[GIVEN RECORDS Boundary: Start]

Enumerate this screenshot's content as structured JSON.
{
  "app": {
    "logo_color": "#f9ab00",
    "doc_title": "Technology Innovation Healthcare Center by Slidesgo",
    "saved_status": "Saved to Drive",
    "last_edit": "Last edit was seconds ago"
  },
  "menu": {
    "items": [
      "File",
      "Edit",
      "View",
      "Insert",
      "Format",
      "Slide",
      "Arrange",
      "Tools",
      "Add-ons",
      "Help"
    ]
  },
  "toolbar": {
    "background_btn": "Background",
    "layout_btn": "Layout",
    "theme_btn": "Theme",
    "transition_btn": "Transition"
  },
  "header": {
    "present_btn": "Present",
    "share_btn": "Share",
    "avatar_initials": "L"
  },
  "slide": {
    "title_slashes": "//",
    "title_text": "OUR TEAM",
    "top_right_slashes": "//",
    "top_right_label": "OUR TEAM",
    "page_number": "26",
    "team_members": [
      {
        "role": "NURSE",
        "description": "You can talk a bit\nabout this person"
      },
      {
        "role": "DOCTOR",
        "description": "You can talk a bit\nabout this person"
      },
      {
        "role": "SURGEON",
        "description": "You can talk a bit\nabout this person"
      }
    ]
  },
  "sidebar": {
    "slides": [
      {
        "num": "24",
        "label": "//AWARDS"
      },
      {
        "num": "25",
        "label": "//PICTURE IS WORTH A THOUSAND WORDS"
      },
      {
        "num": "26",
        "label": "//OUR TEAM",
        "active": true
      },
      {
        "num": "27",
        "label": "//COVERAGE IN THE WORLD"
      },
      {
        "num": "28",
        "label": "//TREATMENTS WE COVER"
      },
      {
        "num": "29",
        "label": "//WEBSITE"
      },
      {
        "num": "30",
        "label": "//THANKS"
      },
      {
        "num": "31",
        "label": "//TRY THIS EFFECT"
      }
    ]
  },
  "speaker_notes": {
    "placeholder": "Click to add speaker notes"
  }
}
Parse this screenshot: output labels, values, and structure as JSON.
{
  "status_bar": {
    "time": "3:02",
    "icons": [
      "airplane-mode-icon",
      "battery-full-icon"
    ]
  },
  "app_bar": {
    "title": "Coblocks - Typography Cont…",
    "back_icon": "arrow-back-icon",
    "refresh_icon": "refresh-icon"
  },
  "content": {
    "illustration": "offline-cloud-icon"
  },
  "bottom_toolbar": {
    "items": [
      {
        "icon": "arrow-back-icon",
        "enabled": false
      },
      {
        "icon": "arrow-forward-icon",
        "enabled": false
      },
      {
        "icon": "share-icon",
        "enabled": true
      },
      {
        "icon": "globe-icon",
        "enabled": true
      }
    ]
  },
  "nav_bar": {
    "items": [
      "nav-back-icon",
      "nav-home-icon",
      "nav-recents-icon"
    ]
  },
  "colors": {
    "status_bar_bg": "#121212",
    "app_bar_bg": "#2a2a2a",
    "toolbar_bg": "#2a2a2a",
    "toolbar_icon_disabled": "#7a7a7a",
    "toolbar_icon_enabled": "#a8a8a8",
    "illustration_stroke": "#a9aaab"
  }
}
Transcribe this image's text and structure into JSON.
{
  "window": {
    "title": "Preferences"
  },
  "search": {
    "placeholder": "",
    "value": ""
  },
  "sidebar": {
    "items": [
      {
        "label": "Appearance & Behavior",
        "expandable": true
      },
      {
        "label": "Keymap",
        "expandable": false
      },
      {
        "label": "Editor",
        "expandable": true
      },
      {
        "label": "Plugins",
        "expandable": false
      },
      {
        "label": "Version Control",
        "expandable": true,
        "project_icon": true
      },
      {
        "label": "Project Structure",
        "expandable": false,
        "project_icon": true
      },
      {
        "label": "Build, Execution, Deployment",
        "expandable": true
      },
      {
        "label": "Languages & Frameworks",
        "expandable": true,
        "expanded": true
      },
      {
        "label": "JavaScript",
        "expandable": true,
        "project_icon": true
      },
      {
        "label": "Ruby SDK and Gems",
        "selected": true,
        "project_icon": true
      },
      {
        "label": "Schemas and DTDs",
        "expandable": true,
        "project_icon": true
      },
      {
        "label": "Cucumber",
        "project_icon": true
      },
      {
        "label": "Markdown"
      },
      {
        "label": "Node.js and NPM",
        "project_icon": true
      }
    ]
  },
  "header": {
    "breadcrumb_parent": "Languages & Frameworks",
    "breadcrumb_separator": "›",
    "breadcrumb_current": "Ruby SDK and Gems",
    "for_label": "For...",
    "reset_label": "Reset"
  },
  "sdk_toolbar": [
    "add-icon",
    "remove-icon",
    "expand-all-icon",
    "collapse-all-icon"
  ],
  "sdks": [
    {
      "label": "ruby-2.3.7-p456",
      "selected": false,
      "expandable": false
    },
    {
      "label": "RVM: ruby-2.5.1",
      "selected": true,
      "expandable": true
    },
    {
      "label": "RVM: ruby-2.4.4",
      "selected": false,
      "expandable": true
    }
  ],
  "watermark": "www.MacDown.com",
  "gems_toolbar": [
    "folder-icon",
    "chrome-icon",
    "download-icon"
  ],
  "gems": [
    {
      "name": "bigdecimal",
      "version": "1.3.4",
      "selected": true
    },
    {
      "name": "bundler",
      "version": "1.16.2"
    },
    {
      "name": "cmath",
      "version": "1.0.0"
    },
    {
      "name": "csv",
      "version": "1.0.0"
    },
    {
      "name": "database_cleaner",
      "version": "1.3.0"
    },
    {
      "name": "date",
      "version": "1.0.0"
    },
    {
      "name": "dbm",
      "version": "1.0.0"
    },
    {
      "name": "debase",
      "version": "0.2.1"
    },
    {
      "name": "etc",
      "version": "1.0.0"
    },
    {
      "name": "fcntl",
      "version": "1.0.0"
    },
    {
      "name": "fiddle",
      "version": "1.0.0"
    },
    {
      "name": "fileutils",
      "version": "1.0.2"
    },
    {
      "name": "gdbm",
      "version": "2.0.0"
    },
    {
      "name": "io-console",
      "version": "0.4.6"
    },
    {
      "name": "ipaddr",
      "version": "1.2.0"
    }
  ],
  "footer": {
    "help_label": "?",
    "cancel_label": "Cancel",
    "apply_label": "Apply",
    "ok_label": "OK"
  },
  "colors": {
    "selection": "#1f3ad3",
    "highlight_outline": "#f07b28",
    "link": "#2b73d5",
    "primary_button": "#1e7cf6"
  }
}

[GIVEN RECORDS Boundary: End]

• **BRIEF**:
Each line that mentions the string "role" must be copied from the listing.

• **REPLY TO THE TASK**:
        "role": "NURSE",
        "role": "DOCTOR",
        "role": "SURGEON",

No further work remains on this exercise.